Provided records:
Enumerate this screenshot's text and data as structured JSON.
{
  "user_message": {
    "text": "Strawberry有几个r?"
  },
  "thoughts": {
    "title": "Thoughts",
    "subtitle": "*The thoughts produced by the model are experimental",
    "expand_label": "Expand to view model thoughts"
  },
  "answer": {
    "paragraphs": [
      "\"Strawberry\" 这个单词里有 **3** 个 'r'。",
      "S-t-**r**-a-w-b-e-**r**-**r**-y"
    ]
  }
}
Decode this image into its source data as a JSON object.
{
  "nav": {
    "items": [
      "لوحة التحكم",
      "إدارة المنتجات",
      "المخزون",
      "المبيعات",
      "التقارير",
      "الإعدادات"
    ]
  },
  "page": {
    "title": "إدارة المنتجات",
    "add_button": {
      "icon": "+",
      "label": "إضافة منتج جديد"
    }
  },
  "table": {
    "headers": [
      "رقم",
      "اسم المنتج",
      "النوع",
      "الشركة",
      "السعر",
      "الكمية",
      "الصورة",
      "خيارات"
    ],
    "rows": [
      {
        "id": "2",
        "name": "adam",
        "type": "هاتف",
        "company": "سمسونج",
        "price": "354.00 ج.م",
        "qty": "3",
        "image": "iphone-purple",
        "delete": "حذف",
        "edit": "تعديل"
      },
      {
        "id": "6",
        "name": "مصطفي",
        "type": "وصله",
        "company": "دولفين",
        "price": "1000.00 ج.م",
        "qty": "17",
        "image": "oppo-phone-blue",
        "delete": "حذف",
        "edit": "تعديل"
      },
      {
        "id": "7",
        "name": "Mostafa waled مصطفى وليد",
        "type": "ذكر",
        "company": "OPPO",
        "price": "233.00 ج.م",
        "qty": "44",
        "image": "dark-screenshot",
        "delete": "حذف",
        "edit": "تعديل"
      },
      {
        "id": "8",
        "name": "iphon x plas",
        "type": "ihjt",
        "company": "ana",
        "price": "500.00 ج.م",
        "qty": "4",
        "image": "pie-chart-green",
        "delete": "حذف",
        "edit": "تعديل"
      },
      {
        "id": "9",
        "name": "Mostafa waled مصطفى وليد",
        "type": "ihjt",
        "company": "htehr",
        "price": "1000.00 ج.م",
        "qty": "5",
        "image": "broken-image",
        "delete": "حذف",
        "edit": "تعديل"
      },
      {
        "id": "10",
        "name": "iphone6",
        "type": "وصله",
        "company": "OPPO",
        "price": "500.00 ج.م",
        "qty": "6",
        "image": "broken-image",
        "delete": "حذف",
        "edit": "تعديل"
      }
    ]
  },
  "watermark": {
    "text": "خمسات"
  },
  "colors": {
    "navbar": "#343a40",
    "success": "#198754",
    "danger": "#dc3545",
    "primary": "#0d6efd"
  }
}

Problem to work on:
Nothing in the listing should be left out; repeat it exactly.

Answer section:
Enumerate this screenshot's text and data as structured JSON.
{
  "user_message": {
    "text": "Strawberry有几个r?"
  },
  "thoughts": {
    "title": "Thoughts",
    "subtitle": "*The thoughts produced by the model are experimental",
    "expand_label": "Expand to view model thoughts"
  },
  "answer": {
    "paragraphs": [
      "\"Strawberry\" 这个单词里有 **3** 个 'r'。",
      "S-t-**r**-a-w-b-e-**r**-**r**-y"
    ]
  }
}
Decode this image into its source data as a JSON object.
{
  "nav": {
    "items": [
      "لوحة التحكم",
      "إدارة المنتجات",
      "المخزون",
      "المبيعات",
      "التقارير",
      "الإعدادات"
    ]
  },
  "page": {
    "title": "إدارة المنتجات",
    "add_button": {
      "icon": "+",
      "label": "إضافة منتج جديد"
    }
  },
  "table": {
    "headers": [
      "رقم",
      "اسم المنتج",
      "النوع",
      "الشركة",
      "السعر",
      "الكمية",
      "الصورة",
      "خيارات"
    ],
    "rows": [
      {
        "id": "2",
        "name": "adam",
        "type": "هاتف",
        "company": "سمسونج",
        "price": "354.00 ج.م",
        "qty": "3",
        "image": "iphone-purple",
        "delete": "حذف",
        "edit": "تعديل"
      },
      {
        "id": "6",
        "name": "مصطفي",
        "type": "وصله",
        "company": "دولفين",
        "price": "1000.00 ج.م",
        "qty": "17",
        "image": "oppo-phone-blue",
        "delete": "حذف",
        "edit": "تعديل"
      },
      {
        "id": "7",
        "name": "Mostafa waled مصطفى وليد",
        "type": "ذكر",
        "company": "OPPO",
        "price": "233.00 ج.م",
        "qty": "44",
        "image": "dark-screenshot",
        "delete": "حذف",
        "edit": "تعديل"
      },
      {
        "id": "8",
        "name": "iphon x plas",
        "type": "ihjt",
        "company": "ana",
        "price": "500.00 ج.م",
        "qty": "4",
        "image": "pie-chart-green",
        "delete": "حذف",
        "edit": "تعديل"
      },
      {
        "id": "9",
        "name": "Mostafa waled مصطفى وليد",
        "type": "ihjt",
        "company": "htehr",
        "price": "1000.00 ج.م",
        "qty": "5",
        "image": "broken-image",
        "delete": "حذف",
        "edit": "تعديل"
      },
      {
        "id": "10",
        "name": "iphone6",
        "type": "وصله",
        "company": "OPPO",
        "price": "500.00 ج.م",
        "qty": "6",
        "image": "broken-image",
        "delete": "حذف",
        "edit": "تعديل"
      }
    ]
  },
  "watermark": {
    "text": "خمسات"
  },
  "colors": {
    "navbar": "#343a40",
    "success": "#198754",
    "danger": "#dc3545",
    "primary": "#0d6efd"
  }
}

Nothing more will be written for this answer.